SEOUL, South Korea -- The last South Korean workers at an industrial zone jointly run with North Korea left the complex yesterday, bringing activities to a halt for the first time since the park opened nearly a decade ago.
All seven workers returned to South Korea, Unification Ministry spokeswoman Park Soo-Jin said by phone. North Korea had prevented them from leaving the Kaesong complex earlier this week due to a dispute over unpaid wages and bills.
The withdrawal severs one of the last channels of inter-Korean contact and shutters a plant that has been an important source of income for the North. It comes amid weeks of tension on the Korean peninsula since Kim Jong Un's regime in February conducted an atomic test and threatened pre-emptive nuclear strikes against its enemies.
"The very existence of Kaesong used to ease the political tension between the two Koreas, so shutting it down even temporarily means higher geopolitical risk," Cho Bong-Hyun, a research fellow at IBK Economic Research Institute, said.
North Korea recalled all of its workers from the factory park on April 8 to protest U.S. and South Korean joint annual military drills, which concluded this week. The decision by South Korean president Park Geun-hye to withdraw workers was "inevitable" after North Korea refused to hold talks over the facility, Unification Ministry officials have said.
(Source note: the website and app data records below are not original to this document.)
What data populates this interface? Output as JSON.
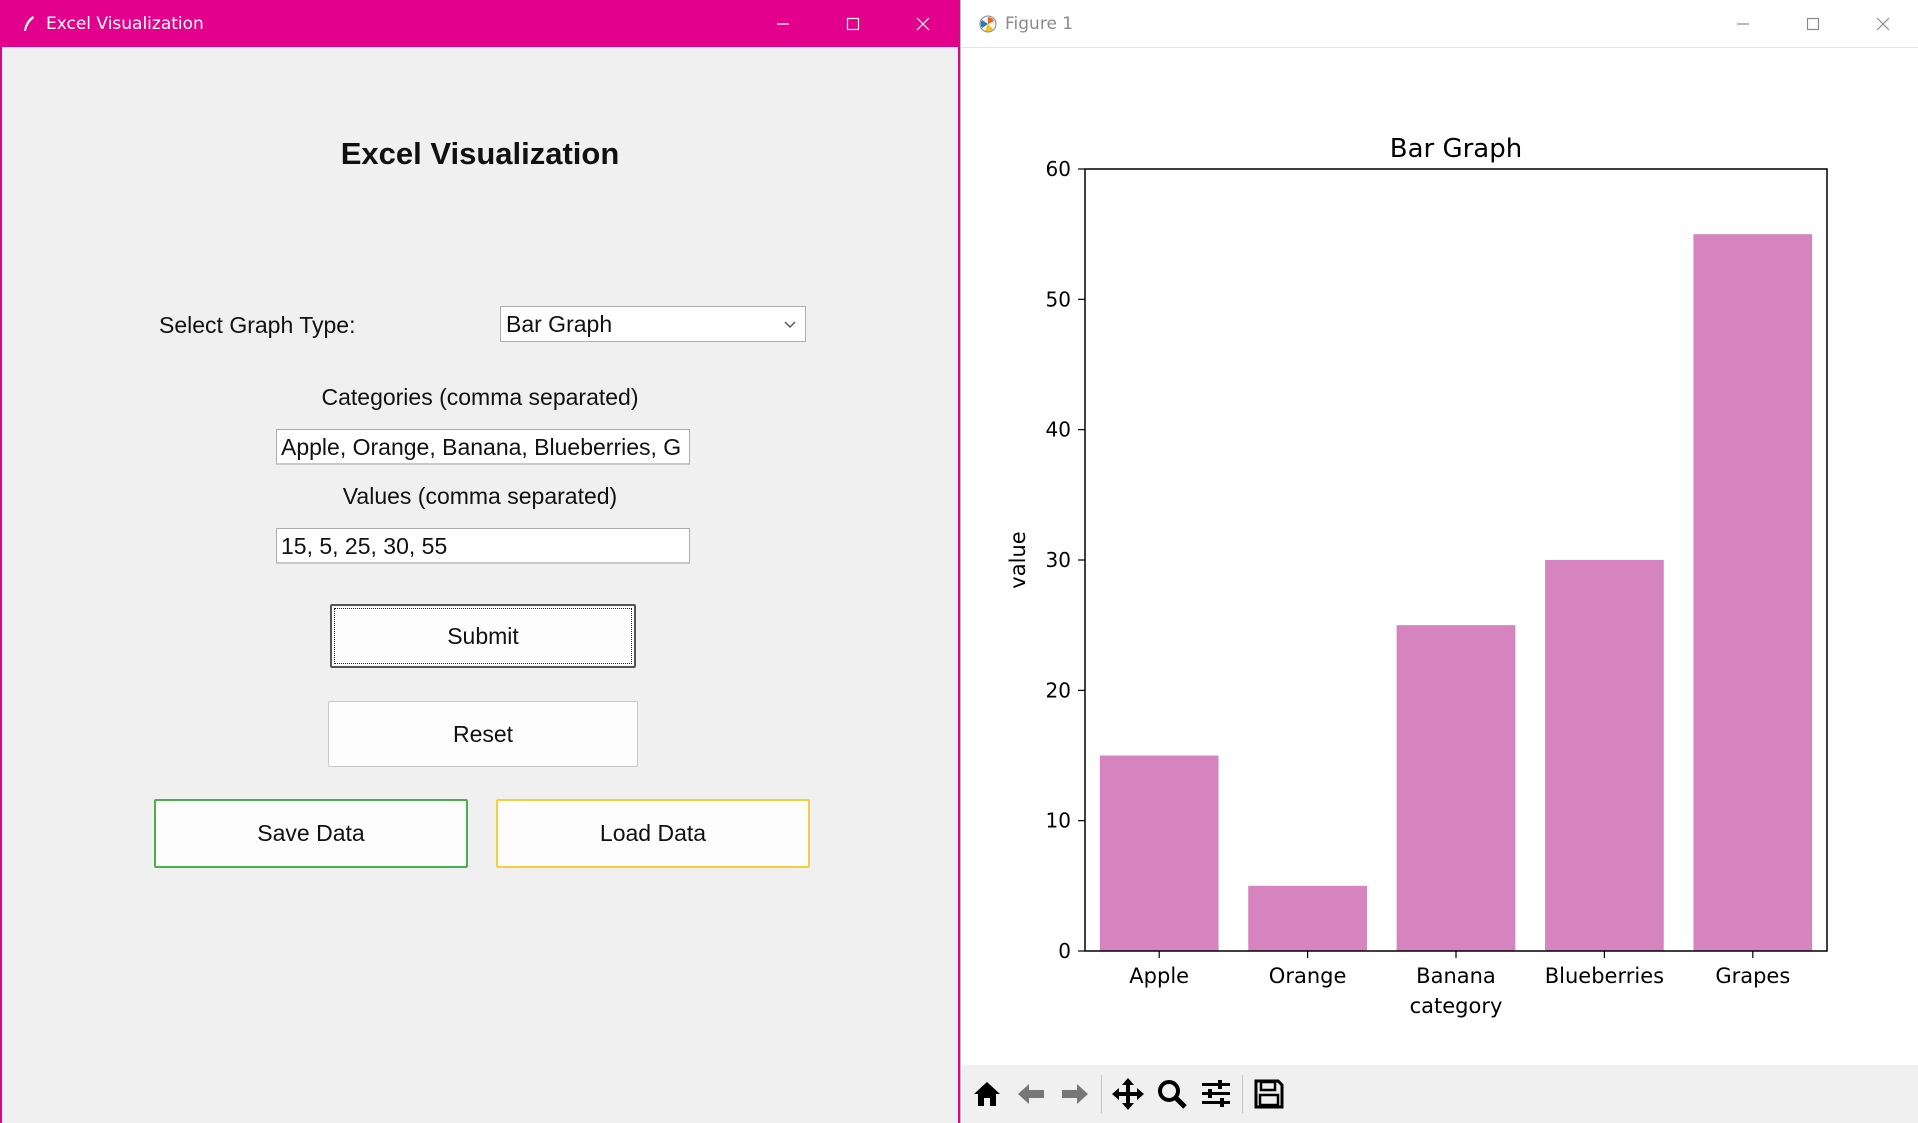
{
  "left_window": {
    "title": "Excel Visualization",
    "heading": "Excel Visualization",
    "graph_type_label": "Select Graph Type:",
    "graph_type_value": "Bar Graph",
    "categories_label": "Categories (comma separated)",
    "categories_value": "Apple, Orange, Banana, Blueberries, G",
    "values_label": "Values (comma separated)",
    "values_value": "15, 5, 25, 30, 55",
    "submit_label": "Submit",
    "reset_label": "Reset",
    "save_label": "Save Data",
    "load_label": "Load Data",
    "titlebar_color": "#e3008c"
  },
  "right_window": {
    "title": "Figure 1",
    "toolbar_icons": [
      "home-icon",
      "back-icon",
      "forward-icon",
      "pan-icon",
      "zoom-icon",
      "configure-subplots-icon",
      "save-figure-icon"
    ]
  },
  "chart_data": {
    "type": "bar",
    "title": "Bar Graph",
    "xlabel": "category",
    "ylabel": "value",
    "categories": [
      "Apple",
      "Orange",
      "Banana",
      "Blueberries",
      "Grapes"
    ],
    "values": [
      15,
      5,
      25,
      30,
      55
    ],
    "ylim": [
      0,
      60
    ],
    "yticks": [
      0,
      10,
      20,
      30,
      40,
      50,
      60
    ],
    "bar_color": "#d584bf",
    "grid": false,
    "legend": "none"
  }
}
Kaesong has remained open during previous periods of tension.